---- Information supplied

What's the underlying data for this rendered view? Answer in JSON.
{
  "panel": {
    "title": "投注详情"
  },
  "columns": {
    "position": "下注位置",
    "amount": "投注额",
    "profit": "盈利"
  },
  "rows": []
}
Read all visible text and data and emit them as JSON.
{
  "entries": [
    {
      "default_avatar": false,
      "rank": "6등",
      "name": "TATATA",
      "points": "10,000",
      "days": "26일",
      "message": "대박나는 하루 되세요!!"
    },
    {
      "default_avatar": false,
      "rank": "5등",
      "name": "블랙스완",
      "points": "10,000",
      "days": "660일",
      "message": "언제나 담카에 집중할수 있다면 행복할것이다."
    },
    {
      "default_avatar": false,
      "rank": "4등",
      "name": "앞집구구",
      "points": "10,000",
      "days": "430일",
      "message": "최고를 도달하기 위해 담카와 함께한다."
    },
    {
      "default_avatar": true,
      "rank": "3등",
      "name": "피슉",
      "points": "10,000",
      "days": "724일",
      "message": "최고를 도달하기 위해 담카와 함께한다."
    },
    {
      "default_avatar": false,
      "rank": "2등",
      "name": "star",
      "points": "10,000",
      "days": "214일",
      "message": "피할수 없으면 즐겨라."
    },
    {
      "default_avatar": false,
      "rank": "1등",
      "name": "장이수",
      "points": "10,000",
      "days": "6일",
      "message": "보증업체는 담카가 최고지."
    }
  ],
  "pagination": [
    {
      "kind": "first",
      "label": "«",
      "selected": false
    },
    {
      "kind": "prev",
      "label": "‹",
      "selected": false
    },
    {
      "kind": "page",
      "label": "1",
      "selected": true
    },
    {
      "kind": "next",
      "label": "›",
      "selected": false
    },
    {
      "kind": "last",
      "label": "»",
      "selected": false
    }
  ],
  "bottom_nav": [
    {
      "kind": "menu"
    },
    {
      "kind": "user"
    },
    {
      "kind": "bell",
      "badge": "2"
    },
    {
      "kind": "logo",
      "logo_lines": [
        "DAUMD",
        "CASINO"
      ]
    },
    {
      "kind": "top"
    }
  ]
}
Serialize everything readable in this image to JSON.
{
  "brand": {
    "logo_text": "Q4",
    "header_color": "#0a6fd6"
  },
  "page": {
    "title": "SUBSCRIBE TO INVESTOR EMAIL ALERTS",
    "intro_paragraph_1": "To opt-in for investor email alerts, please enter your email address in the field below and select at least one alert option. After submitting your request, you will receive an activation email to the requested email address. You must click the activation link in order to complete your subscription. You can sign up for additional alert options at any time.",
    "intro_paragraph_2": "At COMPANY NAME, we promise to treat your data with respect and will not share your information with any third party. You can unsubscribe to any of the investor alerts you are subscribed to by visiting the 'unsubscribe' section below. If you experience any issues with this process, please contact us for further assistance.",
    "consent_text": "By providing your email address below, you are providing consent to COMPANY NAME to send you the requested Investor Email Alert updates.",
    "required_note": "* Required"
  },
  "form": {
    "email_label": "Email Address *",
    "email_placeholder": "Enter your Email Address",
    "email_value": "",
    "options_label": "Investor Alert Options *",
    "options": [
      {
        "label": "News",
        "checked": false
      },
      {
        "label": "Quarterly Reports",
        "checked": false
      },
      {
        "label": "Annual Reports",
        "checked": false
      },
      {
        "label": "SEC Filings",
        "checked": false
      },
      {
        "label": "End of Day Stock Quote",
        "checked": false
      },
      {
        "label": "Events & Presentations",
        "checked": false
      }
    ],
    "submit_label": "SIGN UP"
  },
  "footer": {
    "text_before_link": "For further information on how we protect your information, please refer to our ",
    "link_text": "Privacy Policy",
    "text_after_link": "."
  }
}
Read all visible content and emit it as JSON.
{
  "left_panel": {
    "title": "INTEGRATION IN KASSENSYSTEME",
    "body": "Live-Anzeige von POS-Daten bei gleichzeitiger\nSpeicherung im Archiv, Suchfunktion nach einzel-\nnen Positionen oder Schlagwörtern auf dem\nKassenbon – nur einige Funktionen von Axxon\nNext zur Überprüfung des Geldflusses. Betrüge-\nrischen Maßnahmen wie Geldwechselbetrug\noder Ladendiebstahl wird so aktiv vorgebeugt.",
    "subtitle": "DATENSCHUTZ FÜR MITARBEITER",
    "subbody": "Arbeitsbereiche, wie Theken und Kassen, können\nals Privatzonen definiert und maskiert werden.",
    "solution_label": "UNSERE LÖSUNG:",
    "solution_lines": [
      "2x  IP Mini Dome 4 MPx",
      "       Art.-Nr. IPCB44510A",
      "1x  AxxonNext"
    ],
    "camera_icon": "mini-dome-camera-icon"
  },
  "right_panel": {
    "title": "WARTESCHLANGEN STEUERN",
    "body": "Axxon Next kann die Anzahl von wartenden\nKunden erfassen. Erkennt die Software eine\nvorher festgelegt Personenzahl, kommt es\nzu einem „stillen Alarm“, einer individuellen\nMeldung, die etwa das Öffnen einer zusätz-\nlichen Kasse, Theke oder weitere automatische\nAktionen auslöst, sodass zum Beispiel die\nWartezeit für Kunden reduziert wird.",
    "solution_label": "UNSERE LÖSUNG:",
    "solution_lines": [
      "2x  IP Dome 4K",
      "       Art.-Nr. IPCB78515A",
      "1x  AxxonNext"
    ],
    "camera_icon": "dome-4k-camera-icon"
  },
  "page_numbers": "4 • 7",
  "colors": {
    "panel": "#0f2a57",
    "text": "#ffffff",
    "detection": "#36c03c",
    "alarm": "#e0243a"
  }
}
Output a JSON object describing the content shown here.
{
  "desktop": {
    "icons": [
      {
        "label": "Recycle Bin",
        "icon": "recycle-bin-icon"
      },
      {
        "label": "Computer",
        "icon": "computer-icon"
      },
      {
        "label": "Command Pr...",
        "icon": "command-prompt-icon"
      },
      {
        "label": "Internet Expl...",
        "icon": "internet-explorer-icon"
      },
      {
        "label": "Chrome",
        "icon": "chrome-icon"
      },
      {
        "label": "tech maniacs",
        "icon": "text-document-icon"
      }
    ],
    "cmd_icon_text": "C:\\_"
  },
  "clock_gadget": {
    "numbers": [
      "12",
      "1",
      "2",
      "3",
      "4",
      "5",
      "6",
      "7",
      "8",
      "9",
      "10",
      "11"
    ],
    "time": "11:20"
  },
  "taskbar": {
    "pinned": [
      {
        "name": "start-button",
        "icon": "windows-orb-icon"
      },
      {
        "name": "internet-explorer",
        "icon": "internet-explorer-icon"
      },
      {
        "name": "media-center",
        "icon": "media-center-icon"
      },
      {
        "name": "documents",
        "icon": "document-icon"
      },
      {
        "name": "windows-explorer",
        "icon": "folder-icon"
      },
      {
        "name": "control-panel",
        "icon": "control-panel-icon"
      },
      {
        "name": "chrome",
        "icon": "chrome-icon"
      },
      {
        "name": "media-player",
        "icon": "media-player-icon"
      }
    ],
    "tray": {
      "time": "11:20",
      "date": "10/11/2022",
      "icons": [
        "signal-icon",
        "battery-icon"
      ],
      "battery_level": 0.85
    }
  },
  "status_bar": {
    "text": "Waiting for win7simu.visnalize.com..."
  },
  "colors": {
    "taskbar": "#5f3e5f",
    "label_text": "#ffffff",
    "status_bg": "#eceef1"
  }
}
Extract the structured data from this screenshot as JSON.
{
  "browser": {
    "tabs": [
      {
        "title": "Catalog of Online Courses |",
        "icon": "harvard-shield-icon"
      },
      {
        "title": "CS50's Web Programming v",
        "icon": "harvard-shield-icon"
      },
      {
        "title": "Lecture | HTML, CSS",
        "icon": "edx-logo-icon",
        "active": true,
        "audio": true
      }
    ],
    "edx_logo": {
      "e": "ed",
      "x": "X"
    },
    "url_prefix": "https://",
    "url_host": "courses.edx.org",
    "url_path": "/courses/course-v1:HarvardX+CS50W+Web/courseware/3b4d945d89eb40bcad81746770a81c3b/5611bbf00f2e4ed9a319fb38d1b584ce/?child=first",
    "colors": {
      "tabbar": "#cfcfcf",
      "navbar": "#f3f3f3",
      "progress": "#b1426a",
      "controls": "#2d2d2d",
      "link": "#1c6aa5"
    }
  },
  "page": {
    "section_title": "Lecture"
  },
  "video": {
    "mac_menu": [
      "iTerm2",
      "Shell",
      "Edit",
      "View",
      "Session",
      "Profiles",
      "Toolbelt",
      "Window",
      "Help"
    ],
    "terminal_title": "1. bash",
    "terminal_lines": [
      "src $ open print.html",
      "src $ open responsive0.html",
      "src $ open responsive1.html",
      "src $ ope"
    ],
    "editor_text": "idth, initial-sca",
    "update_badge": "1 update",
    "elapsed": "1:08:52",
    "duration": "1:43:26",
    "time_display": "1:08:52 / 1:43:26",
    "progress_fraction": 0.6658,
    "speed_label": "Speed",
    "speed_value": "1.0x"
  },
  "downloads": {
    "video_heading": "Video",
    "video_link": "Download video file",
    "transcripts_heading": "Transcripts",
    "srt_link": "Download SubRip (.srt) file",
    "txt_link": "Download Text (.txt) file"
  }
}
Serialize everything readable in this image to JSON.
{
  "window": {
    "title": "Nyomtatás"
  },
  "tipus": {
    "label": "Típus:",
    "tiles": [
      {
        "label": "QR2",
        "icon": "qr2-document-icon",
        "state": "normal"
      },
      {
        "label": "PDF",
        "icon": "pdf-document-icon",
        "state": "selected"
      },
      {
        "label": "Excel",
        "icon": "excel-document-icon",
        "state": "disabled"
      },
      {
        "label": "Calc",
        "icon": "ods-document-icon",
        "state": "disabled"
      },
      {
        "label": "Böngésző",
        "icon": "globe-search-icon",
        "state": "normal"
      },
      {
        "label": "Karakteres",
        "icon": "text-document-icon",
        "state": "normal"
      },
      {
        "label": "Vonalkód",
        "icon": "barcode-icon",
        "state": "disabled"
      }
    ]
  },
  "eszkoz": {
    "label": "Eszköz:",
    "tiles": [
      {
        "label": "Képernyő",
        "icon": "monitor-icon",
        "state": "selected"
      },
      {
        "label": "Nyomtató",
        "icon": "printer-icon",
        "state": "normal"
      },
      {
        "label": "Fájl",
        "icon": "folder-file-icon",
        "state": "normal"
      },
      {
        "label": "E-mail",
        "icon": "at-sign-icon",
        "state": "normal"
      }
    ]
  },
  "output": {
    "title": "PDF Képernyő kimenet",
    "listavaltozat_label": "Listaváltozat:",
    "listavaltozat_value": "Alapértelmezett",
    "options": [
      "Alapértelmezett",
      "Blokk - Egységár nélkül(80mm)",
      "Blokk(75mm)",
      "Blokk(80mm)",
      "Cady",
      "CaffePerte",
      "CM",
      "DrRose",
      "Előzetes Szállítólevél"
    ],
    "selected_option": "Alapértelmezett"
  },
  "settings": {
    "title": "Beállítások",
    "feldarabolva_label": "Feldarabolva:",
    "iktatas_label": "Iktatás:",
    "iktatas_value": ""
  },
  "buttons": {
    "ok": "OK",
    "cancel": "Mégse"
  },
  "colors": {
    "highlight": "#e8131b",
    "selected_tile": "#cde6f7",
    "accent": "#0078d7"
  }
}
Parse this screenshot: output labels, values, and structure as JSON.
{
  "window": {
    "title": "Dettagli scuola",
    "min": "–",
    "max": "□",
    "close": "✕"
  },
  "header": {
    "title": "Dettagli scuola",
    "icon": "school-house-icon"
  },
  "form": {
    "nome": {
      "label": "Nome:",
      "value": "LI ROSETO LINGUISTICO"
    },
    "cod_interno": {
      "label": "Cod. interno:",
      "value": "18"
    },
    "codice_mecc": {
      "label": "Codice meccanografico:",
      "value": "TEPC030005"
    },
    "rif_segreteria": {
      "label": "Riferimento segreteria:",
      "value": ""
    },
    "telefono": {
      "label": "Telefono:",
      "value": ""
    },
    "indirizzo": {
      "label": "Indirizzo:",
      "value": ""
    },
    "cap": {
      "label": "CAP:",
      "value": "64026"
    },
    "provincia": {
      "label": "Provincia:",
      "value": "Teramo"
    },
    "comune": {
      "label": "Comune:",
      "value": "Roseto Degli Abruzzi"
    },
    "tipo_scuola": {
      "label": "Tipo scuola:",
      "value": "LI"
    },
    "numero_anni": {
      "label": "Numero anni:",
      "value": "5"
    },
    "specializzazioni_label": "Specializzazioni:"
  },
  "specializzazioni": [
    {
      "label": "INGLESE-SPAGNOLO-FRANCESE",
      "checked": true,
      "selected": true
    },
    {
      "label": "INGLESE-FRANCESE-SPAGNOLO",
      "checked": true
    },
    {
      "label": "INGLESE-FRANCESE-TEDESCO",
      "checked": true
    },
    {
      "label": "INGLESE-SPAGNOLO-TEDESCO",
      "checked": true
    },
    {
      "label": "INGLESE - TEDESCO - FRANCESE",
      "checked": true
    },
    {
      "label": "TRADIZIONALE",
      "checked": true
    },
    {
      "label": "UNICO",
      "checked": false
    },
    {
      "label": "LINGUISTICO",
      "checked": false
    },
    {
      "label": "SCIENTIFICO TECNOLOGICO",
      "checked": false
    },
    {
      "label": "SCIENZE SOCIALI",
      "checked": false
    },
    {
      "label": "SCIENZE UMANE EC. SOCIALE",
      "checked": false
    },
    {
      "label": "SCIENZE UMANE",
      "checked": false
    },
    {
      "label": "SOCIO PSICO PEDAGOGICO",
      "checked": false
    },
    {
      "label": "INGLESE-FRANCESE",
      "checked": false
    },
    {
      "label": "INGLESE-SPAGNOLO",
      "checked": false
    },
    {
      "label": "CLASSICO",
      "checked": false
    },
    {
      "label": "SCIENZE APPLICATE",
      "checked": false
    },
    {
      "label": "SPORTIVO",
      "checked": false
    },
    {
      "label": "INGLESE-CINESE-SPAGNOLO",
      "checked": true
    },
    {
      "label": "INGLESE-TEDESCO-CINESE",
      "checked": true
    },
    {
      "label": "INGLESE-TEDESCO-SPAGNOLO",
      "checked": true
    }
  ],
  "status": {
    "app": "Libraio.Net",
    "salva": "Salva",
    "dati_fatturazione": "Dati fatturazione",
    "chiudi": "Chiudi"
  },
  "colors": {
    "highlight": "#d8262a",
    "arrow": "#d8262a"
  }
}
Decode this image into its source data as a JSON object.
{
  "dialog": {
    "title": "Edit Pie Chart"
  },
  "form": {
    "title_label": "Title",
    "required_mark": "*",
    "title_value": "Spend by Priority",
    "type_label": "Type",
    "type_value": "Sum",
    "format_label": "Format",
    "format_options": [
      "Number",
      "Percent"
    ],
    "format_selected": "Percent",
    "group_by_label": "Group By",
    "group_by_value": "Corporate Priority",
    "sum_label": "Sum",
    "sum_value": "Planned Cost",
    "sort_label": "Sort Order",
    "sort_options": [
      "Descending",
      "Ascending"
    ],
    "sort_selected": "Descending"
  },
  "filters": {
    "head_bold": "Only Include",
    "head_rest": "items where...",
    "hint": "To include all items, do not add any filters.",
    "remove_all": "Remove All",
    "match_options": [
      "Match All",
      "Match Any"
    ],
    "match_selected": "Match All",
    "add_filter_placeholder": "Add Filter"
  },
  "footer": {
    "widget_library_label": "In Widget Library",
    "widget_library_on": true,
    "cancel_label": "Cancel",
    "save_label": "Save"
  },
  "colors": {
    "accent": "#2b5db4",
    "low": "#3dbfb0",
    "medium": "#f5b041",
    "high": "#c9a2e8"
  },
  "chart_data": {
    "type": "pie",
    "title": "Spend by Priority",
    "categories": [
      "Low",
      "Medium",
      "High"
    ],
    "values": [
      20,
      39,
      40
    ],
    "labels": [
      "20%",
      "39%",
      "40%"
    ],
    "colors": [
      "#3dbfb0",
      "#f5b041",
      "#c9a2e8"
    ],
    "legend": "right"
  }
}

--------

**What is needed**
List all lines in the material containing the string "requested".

**Response**
    "intro_paragraph_1": "To opt-in for investor email alerts, please enter your email address in the field below and select at least one alert option. After submitting your request, you will receive an activation email to the requested email address. You must click the activation link in order to complete your subscription. You can sign up for additional alert options at any time.",
    "consent_text": "By providing your email address below, you are providing consent to COMPANY NAME to send you the requested Investor Email Alert updates.",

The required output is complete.